When the house and roommates get “restless” – we are not told why – Julia decides it’s time to move on. “I have a plan for it,” she says. But when the giant turtle carries the house into the sea before Julia has finished packing, her plan goes wrong. When the house fills with water, Julia has another plan: they will swim. But sharks appear. Further plans are made and just as quickly thwarted. Ultimately, the house is saved from ruin by a deus ex machina, the queen of the sea. At the end of the story, a helpful ghillie, a kind of benevolent Scottish fairy, grows and grows until – like a hot air balloon – he lifts the house into the sky. Avoided disaster!

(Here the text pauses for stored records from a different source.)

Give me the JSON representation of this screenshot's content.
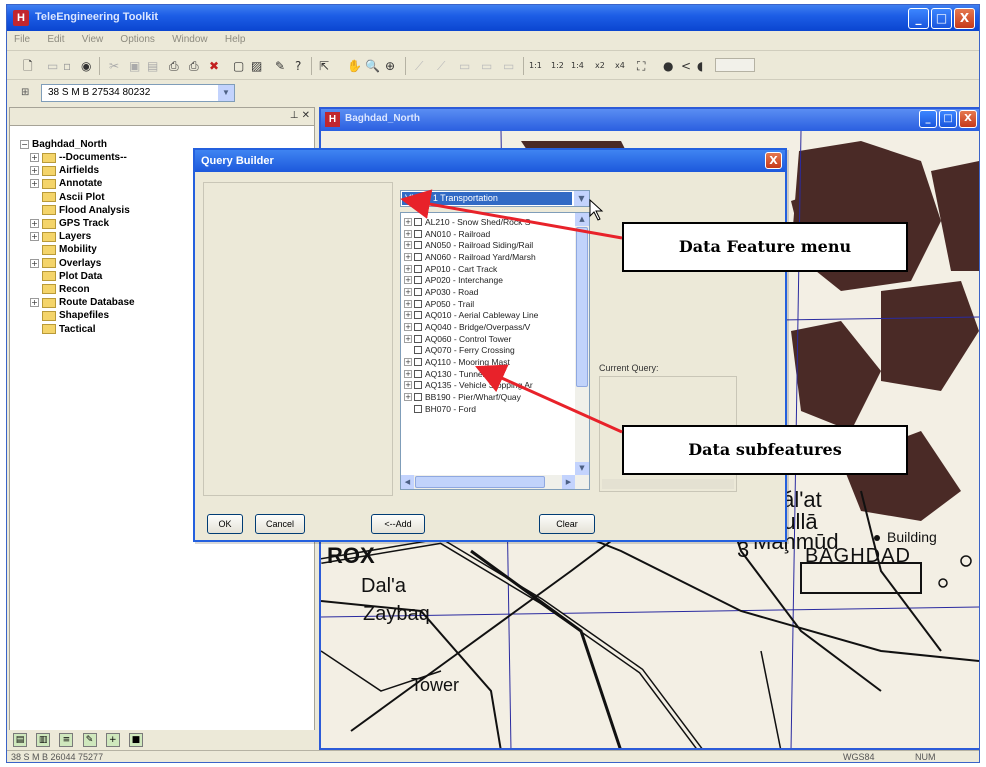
{
  "app": {
    "title": "TeleEngineering Toolkit",
    "icon_letter": "H",
    "window_controls": [
      "_",
      "□",
      "X"
    ]
  },
  "menubar": {
    "items": [
      "File",
      "Edit",
      "View",
      "Options",
      "Window",
      "Help"
    ]
  },
  "toolbar": {
    "scale_buttons": [
      "1:1",
      "1:2",
      "1:4",
      "x2",
      "x4"
    ]
  },
  "coordinate_box": {
    "value": "38 S M B 27534 80232"
  },
  "tree": {
    "root": "Baghdad_North",
    "items": [
      {
        "label": "--Documents--",
        "expandable": true
      },
      {
        "label": "Airfields",
        "expandable": true
      },
      {
        "label": "Annotate",
        "expandable": true
      },
      {
        "label": "Ascii Plot",
        "expandable": false
      },
      {
        "label": "Flood Analysis",
        "expandable": false
      },
      {
        "label": "GPS Track",
        "expandable": true
      },
      {
        "label": "Layers",
        "expandable": true
      },
      {
        "label": "Mobility",
        "expandable": false
      },
      {
        "label": "Overlays",
        "expandable": true
      },
      {
        "label": "Plot Data",
        "expandable": false
      },
      {
        "label": "Recon",
        "expandable": false
      },
      {
        "label": "Route Database",
        "expandable": true
      },
      {
        "label": "Shapefiles",
        "expandable": false
      },
      {
        "label": "Tactical",
        "expandable": false
      }
    ]
  },
  "map": {
    "title": "Baghdad_North",
    "labels": [
      "Qal'at",
      "Mullā",
      "Maḩmūd",
      "Building",
      "Dal'a",
      "Zaybaq",
      "Tower",
      "BAGHDAD",
      "ROX",
      "3"
    ]
  },
  "query_builder": {
    "title": "Query Builder",
    "close_glyph": "X",
    "feature_menu_value": "VMAP 1 Transportation",
    "subfeatures": [
      {
        "label": "AL210 - Snow Shed/Rock S",
        "expandable": true
      },
      {
        "label": "AN010 - Railroad",
        "expandable": true
      },
      {
        "label": "AN050 - Railroad Siding/Rail",
        "expandable": true
      },
      {
        "label": "AN060 - Railroad Yard/Marsh",
        "expandable": true
      },
      {
        "label": "AP010 - Cart Track",
        "expandable": true
      },
      {
        "label": "AP020 - Interchange",
        "expandable": true
      },
      {
        "label": "AP030 - Road",
        "expandable": true
      },
      {
        "label": "AP050 - Trail",
        "expandable": true
      },
      {
        "label": "AQ010 - Aerial Cableway Line",
        "expandable": true
      },
      {
        "label": "AQ040 - Bridge/Overpass/V",
        "expandable": true
      },
      {
        "label": "AQ060 - Control Tower",
        "expandable": true
      },
      {
        "label": "AQ070 - Ferry Crossing",
        "expandable": false
      },
      {
        "label": "AQ110 - Mooring Mast",
        "expandable": true
      },
      {
        "label": "AQ130 - Tunnel",
        "expandable": true
      },
      {
        "label": "AQ135 - Vehicle Stopping Ar",
        "expandable": true
      },
      {
        "label": "BB190 - Pier/Wharf/Quay",
        "expandable": true
      },
      {
        "label": "BH070 - Ford",
        "expandable": false
      }
    ],
    "current_query_label": "Current Query:",
    "buttons": {
      "ok": "OK",
      "cancel": "Cancel",
      "add": "<--Add",
      "clear": "Clear"
    }
  },
  "callouts": {
    "feature_menu": "Data Feature menu",
    "subfeatures": "Data subfeatures"
  },
  "statusbar": {
    "coords": "38 S M B 26044 75277",
    "datum": "WGS84",
    "num": "NUM"
  },
  "colors": {
    "titlebar": "#1d5ee6",
    "dialog_bg": "#ece9d8",
    "selection": "#316ac5",
    "arrow": "#e8222a",
    "urban_area": "#4a2a26"
  }
}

The twists and turns of the story come out of the blue, but the book contains a timely lesson for those affected: Stop overplanning, let things happen, and hope for the best.

Hatke, who praised the illustrations in his best-selling graphic novel series, Zita the Spacegirl, continues to enjoy these bright ink and watercolor illustrations.

The most fascinating and original book here and my favorite is that of the Latvian artist Anete Melece THE KIOSK (Gecko Press, 40 pages, $ 18.99; ages 5 through 9). It started as a six minute animated short film that won awards at film festivals around the world.

Olga, the main character, is a tall, personable woman who lives, works, eats and sleeps in her kiosk. She can’t leave it when her workday ends because she can’t squeeze through the narrow door. She spends her evenings eating, reading travel magazines and dreaming of “distant seas with wonderful sunsets”.

In another absurd twist, Olga’s world is literally turned upside down when her kiosk tips over. She stands up and realizes that she doesn’t have to stay in town. She can go anywhere. It’s a moment in Alice in Wonderland when a giant Olga carries the kiosk on her shoulders through the busy city streets. Eventually Olga and Kiosk arrive on the coast, where she sells ice cream every evening and watches the sunset.

Olga’s paintings are wonderfully inventive and strange, and bright colors reminiscent of Matisse paintings.

As a parable for our time, “The Kiosk” is about escaping a tight routine and finding something better, “getting stuck” as Melece herself described it, and finding a way, “a journey to your happy place exactly to start as you are. “

Elizabeth Spiers is the author of the poetry collection “A Memory of the Future” and the upcoming picture book “Kate’s Light”.

Follow the New York Times Books on Facebook, Twitter and Instagram, subscribe to our newsletter or our literature calendar. And listen to us on the book review podcast.

Comments are closed.